[[ DATA UNDER STUDY open ]]

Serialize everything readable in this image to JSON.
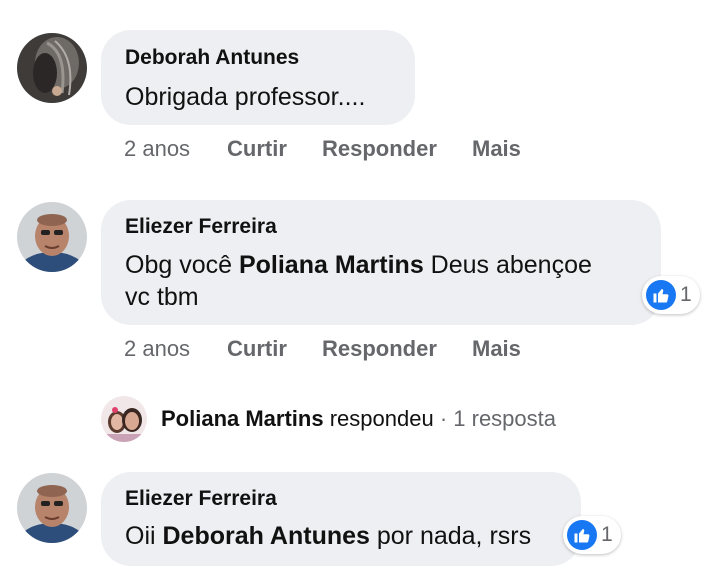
{
  "comments": [
    {
      "author": "Deborah Antunes",
      "text_parts": [
        "Obrigada professor...."
      ],
      "time": "2 anos",
      "like_label": "Curtir",
      "reply_label": "Responder",
      "more_label": "Mais"
    },
    {
      "author": "Eliezer Ferreira",
      "text_parts": [
        "Obg você ",
        "Poliana Martins",
        " Deus abençoe",
        "vc tbm"
      ],
      "time": "2 anos",
      "like_label": "Curtir",
      "reply_label": "Responder",
      "more_label": "Mais",
      "reaction_count": "1"
    },
    {
      "author": "Eliezer Ferreira",
      "text_parts": [
        "Oii ",
        "Deborah Antunes",
        " por nada, rsrs"
      ],
      "reaction_count": "1"
    }
  ],
  "reply_summary": {
    "name": "Poliana Martins",
    "verb": "respondeu",
    "count": "· 1 resposta"
  },
  "colors": {
    "bubble": "#eeeff2",
    "like_blue": "#1877f2",
    "meta_gray": "#65676b"
  }
}
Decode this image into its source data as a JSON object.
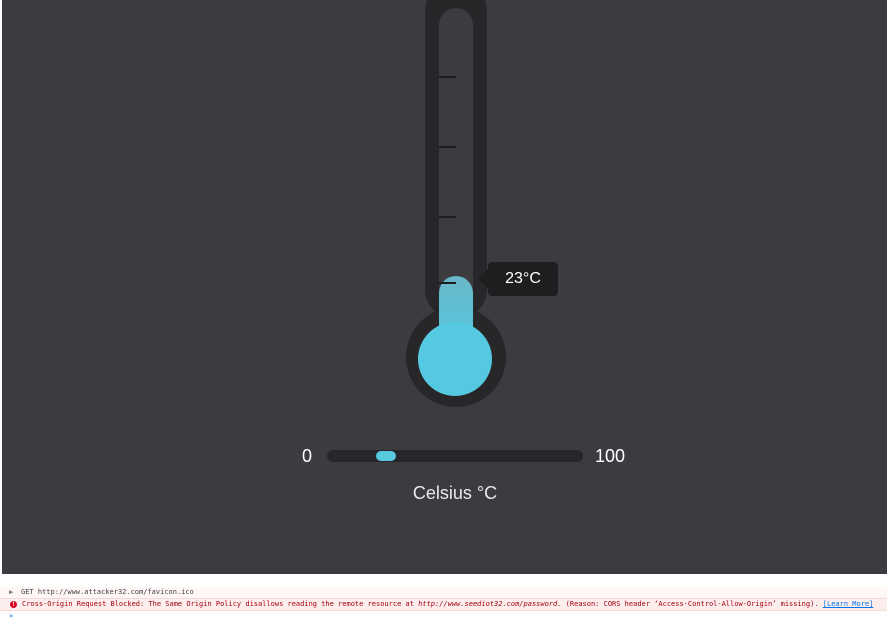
{
  "thermometer": {
    "value": 23,
    "min": 0,
    "max": 100,
    "display": "23°C",
    "unit_label": "Celsius °C",
    "mercury_color": "#56c8e0"
  },
  "slider": {
    "min_label": "0",
    "max_label": "100",
    "value": 23
  },
  "console": {
    "entries": [
      {
        "type": "request",
        "method": "GET",
        "url": "http://www.attacker32.com/favicon.ico"
      },
      {
        "type": "error",
        "text_before": "Cross-Origin Request Blocked: The Same Origin Policy disallows reading the remote resource at",
        "url": "http://www.seediot32.com/password.",
        "text_after": "(Reason: CORS header ‘Access-Control-Allow-Origin’ missing).",
        "link": "[Learn More]"
      }
    ],
    "prompt": "»"
  },
  "colors": {
    "background": "#3c3c40",
    "dark": "#27272a",
    "accent": "#56c8e0",
    "error": "#a4000f"
  }
}
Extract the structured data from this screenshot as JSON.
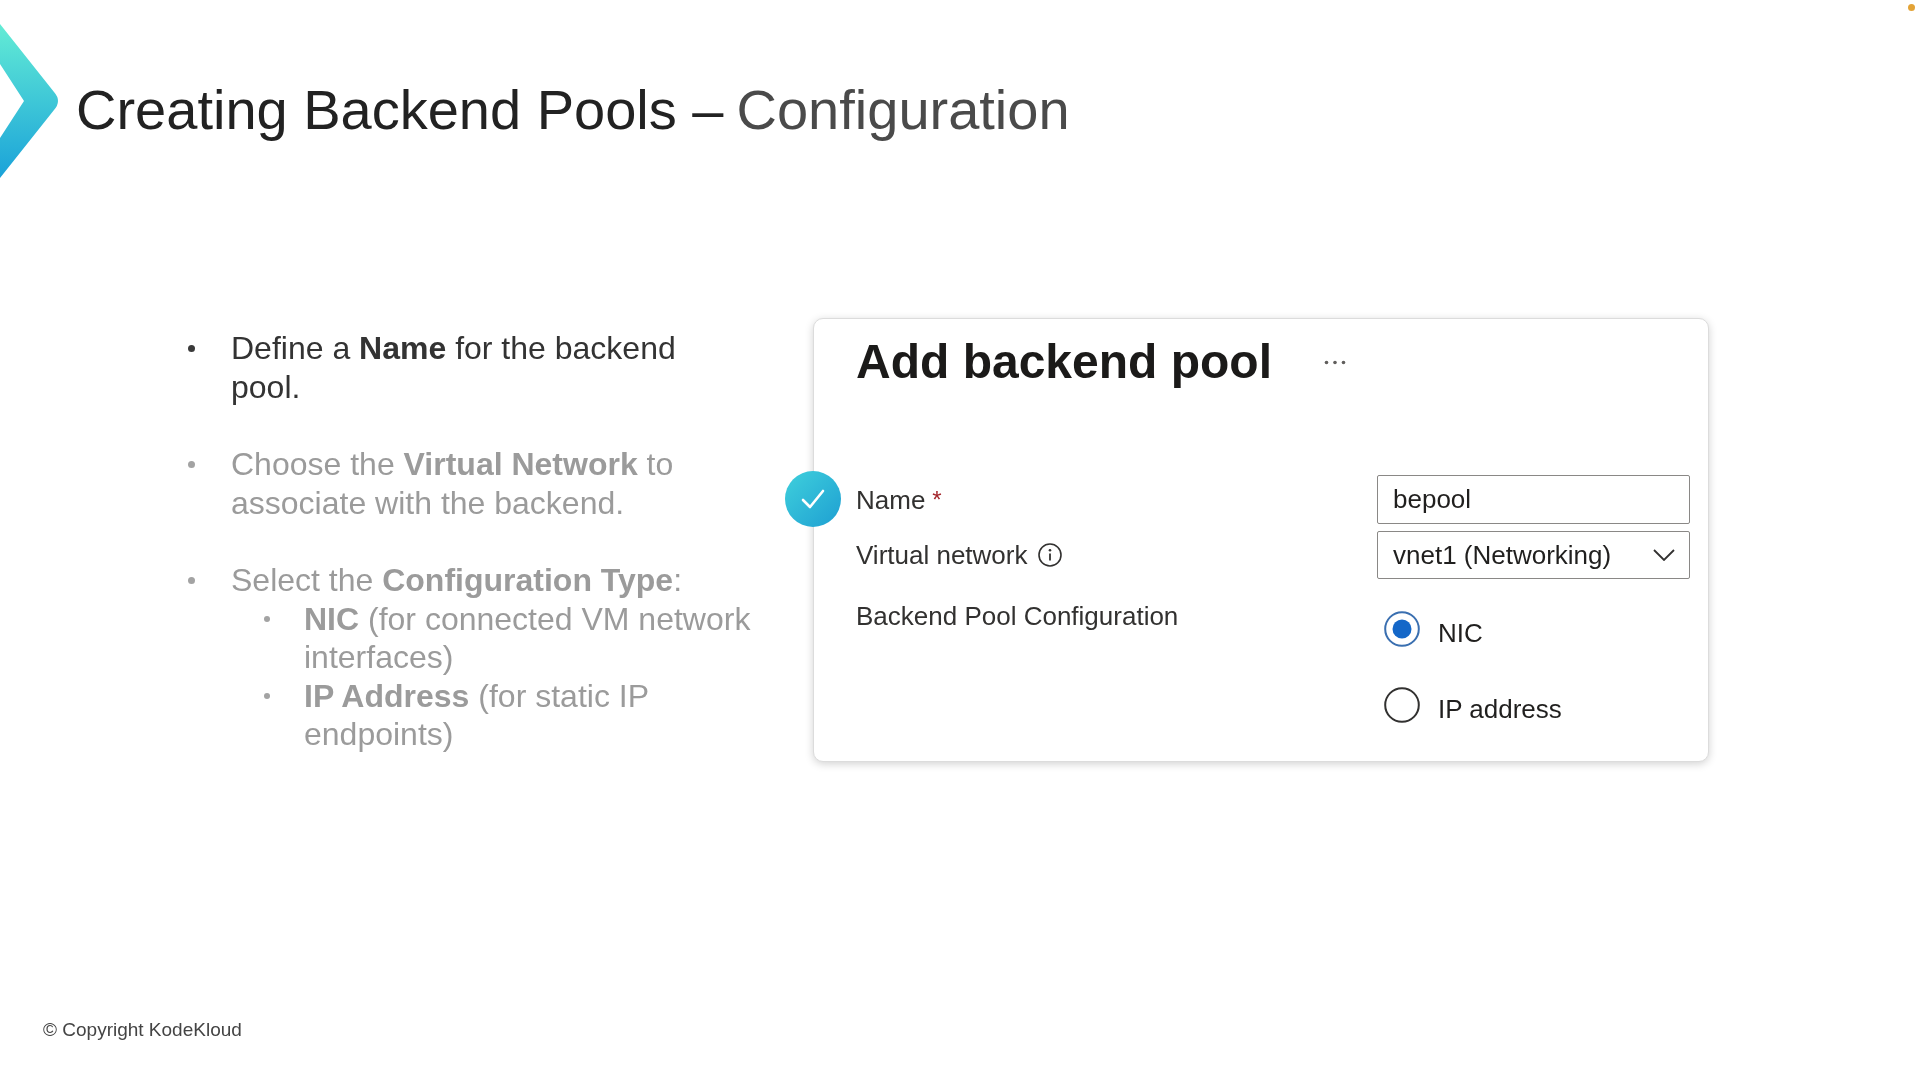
{
  "slide": {
    "title": "Creating Backend Pools –",
    "title_accent": "Configuration"
  },
  "bullets": [
    {
      "text": "Define a **Name** for the backend pool.",
      "dimmed": false
    },
    {
      "text": "Choose the **Virtual Network** to associate with the backend.",
      "dimmed": true
    },
    {
      "text": "Select the **Configuration Type**:",
      "dimmed": true,
      "children": [
        {
          "text": "**NIC** (for connected VM network interfaces)",
          "dimmed": true
        },
        {
          "text": "**IP Address** (for static IP endpoints)",
          "dimmed": true
        }
      ]
    }
  ],
  "panel": {
    "title": "Add backend pool",
    "fields": [
      {
        "kind": "text",
        "label": "Name",
        "required_mark": "*",
        "value": "bepool",
        "marked": true
      },
      {
        "kind": "select",
        "label": "Virtual network",
        "info": true,
        "value": "vnet1 (Networking)",
        "marked": false
      },
      {
        "kind": "radio",
        "label": "Backend Pool Configuration",
        "marked": false,
        "options": [
          {
            "label": "NIC",
            "selected": true
          },
          {
            "label": "IP address",
            "selected": false
          }
        ]
      }
    ]
  },
  "footer": {
    "copyright": "© Copyright KodeKloud"
  }
}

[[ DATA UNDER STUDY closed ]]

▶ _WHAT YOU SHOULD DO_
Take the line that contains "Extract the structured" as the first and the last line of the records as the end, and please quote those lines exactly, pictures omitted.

▶ _WRITTEN RESPONSE_
Extract the structured data from this screenshot as JSON.
{
  "slide": {
    "title": "Creating Backend Pools –",
    "title_accent": "Configuration"
  },
  "bullets": [
    {
      "text": "Define a **Name** for the backend pool.",
      "dimmed": false
    },
    {
      "text": "Choose the **Virtual Network** to associate with the backend.",
      "dimmed": true
    },
    {
      "text": "Select the **Configuration Type**:",
      "dimmed": true,
      "children": [
        {
          "text": "**NIC** (for connected VM network interfaces)",
          "dimmed": true
        },
        {
          "text": "**IP Address** (for static IP endpoints)",
          "dimmed": true
        }
      ]
    }
  ],
  "panel": {
    "title": "Add backend pool",
    "fields": [
      {
        "kind": "text",
        "label": "Name",
        "required_mark": "*",
        "value": "bepool",
        "marked": true
      },
      {
        "kind": "select",
        "label": "Virtual network",
        "info": true,
        "value": "vnet1 (Networking)",
        "marked": false
      },
      {
        "kind": "radio",
        "label": "Backend Pool Configuration",
        "marked": false,
        "options": [
          {
            "label": "NIC",
            "selected": true
          },
          {
            "label": "IP address",
            "selected": false
          }
        ]
      }
    ]
  },
  "footer": {
    "copyright": "© Copyright KodeKloud"
  }
}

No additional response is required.